**THE TASK**. Say how many lines of the records include the string "when". Nothing else belongs in the answer.

---------------

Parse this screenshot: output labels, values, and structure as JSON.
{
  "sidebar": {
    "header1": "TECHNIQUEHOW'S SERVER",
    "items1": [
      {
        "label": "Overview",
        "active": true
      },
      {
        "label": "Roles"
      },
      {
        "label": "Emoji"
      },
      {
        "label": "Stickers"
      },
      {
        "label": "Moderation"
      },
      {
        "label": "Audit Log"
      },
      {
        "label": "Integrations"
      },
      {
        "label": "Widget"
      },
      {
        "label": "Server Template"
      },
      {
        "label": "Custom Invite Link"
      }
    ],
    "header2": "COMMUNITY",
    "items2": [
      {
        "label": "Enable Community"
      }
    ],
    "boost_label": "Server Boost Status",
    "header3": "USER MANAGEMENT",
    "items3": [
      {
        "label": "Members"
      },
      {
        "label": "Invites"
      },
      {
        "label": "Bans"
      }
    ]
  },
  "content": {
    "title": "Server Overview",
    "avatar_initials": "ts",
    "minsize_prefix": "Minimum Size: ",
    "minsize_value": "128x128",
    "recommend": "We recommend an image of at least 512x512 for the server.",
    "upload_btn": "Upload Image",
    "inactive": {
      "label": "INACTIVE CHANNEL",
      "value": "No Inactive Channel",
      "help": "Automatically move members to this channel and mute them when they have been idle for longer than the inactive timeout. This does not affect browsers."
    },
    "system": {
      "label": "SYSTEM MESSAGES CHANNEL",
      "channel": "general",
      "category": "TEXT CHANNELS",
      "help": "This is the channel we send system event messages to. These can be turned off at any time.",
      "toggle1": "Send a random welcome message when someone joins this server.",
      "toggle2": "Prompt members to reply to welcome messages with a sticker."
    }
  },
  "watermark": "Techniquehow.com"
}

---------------

**RESPONSE AREA**. 2